Place dehydrated slices in your blender.
Blend until the slices turn into powder.
Place in a small spice jar.

What to do with Tomato Powder
There are so many things you can do with tomato powder. Here are just a few:

* Season polenta, risotto or spanish rice
* Use it in soups and sauces
* Sprinkle on popcorn
* Blend into salad dressings
* Use it to thicken tomato sauce instead of tomato paste
* Flavor pizza dough or bread dough
* Blend into hummus or other dips

How do you use tomato powder? Let us know!

Blend 1 to 2 tablespoons of tomato powder into your favorite hummus recipe!


Unknown said...

Wow! I feel like I have just learned so much about tomatoes. And I love the idea of storing tomatoes dry as opposed to wet. Seems like it might keep longer. And putting it on popcorn?! YEEEESSSSSS.

Love the nutrition aspect of this blog + recipes. Keep it up. You have gained a follower. :)

Renee Ranjani

Dr. Joanne L. Mumola Williams said...

Welcome to the blog Renee and thanks for the sweet comments!

Petra said...

Hi Joanne

this is a such an interesting blog! Just started to experiement on vegan foods and love the dried toamto powder idea (also for non vegan foods) I am signing up straight away!

Ana Manwaring said...

Thanks, Joanne! I've been buying tomato powder and using it in red sauces to thicken, soups, and vegetable stirfry to thicken the liquid into sauce. I'm jazzed to know I can make my own. Someone gave me a food dehydrator recently.
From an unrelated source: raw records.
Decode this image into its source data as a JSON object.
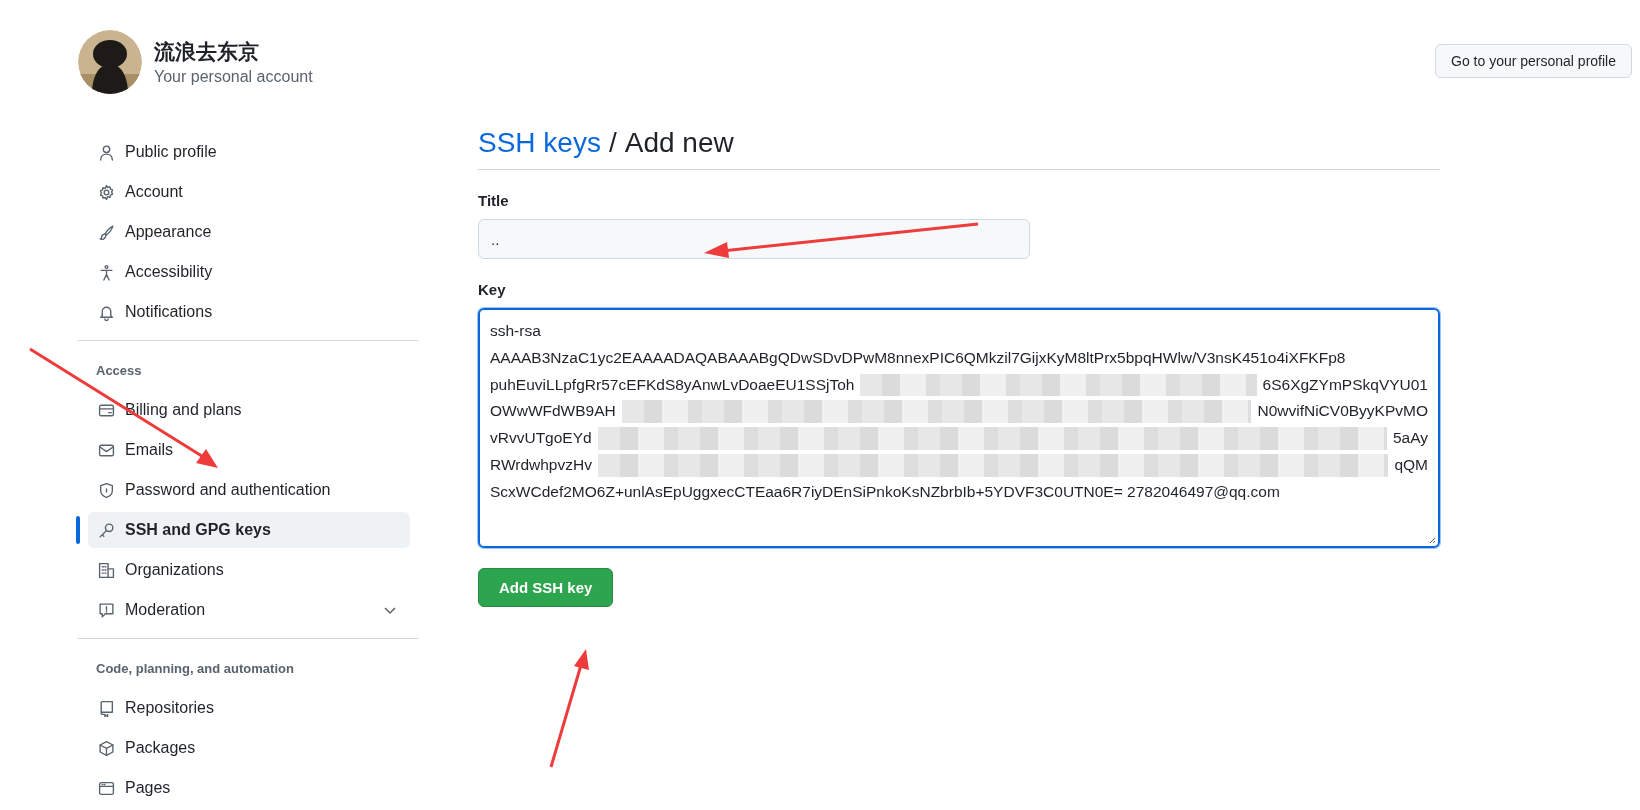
{
  "header": {
    "name": "流浪去东京",
    "subtitle": "Your personal account",
    "profile_button": "Go to your personal profile"
  },
  "sidebar": {
    "groups": [
      {
        "items": [
          {
            "label": "Public profile",
            "selected": false
          },
          {
            "label": "Account",
            "selected": false
          },
          {
            "label": "Appearance",
            "selected": false
          },
          {
            "label": "Accessibility",
            "selected": false
          },
          {
            "label": "Notifications",
            "selected": false
          }
        ]
      },
      {
        "heading": "Access",
        "items": [
          {
            "label": "Billing and plans",
            "selected": false
          },
          {
            "label": "Emails",
            "selected": false
          },
          {
            "label": "Password and authentication",
            "selected": false
          },
          {
            "label": "SSH and GPG keys",
            "selected": true
          },
          {
            "label": "Organizations",
            "selected": false
          },
          {
            "label": "Moderation",
            "selected": false,
            "expanded": false
          }
        ]
      },
      {
        "heading": "Code, planning, and automation",
        "items": [
          {
            "label": "Repositories",
            "selected": false
          },
          {
            "label": "Packages",
            "selected": false
          },
          {
            "label": "Pages",
            "selected": false
          }
        ]
      }
    ]
  },
  "breadcrumb": {
    "link": "SSH keys",
    "separator": "/",
    "current": "Add new"
  },
  "form": {
    "title_label": "Title",
    "title_value": "..",
    "key_label": "Key",
    "key_lines": [
      {
        "start": "ssh-rsa"
      },
      {
        "start": "AAAAB3NzaC1yc2EAAAADAQABAAABgQDwSDvDPwM8nnexPIC6QMkzil7GijxKyM8ltPrx5bpqHWlw/V3nsK451o4iXFKFp8"
      },
      {
        "start": "puhEuviLLpfgRr57cEFKdS8yAnwLvDoaeEU1SSjToh",
        "end": "6S6XgZYmPSkqVYU01"
      },
      {
        "start": "OWwWFdWB9AH",
        "end": "N0wvifNiCV0ByyKPvMO"
      },
      {
        "start": "vRvvUTgoEYd",
        "end": "5aAy"
      },
      {
        "start": "RWrdwhpvzHv",
        "end": "qQM"
      },
      {
        "start": "ScxWCdef2MO6Z+unlAsEpUggxecCTEaa6R7iyDEnSiPnkoKsNZbrbIb+5YDVF3C0UTN0E= 2782046497@qq.com"
      }
    ],
    "submit": "Add SSH key"
  }
}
Lynne Smith said...

Can't wait for your book! How can I do this if I don't have a dehydrateor? Love the popcorn Idea?

Please mail me some business cards so I can hand them out.

Lynne S.

Dr. Joanne L. Mumola Williams said...

haha, the books on it's way. Only one more chapter to go through edit! But then lots of photoshoots, etc...
You can dehydrate tomatoes in the sun!

Petra08 said...

hi Joanne

I made the tomato powder (I dried them in the oven, live in the UK so not enough sun) and love it. Used it for a topping for baked tofu, wonderful! http://petra08.wordpress.com/2012/09/10/raw-beetroot-soup-and-baked-tofu/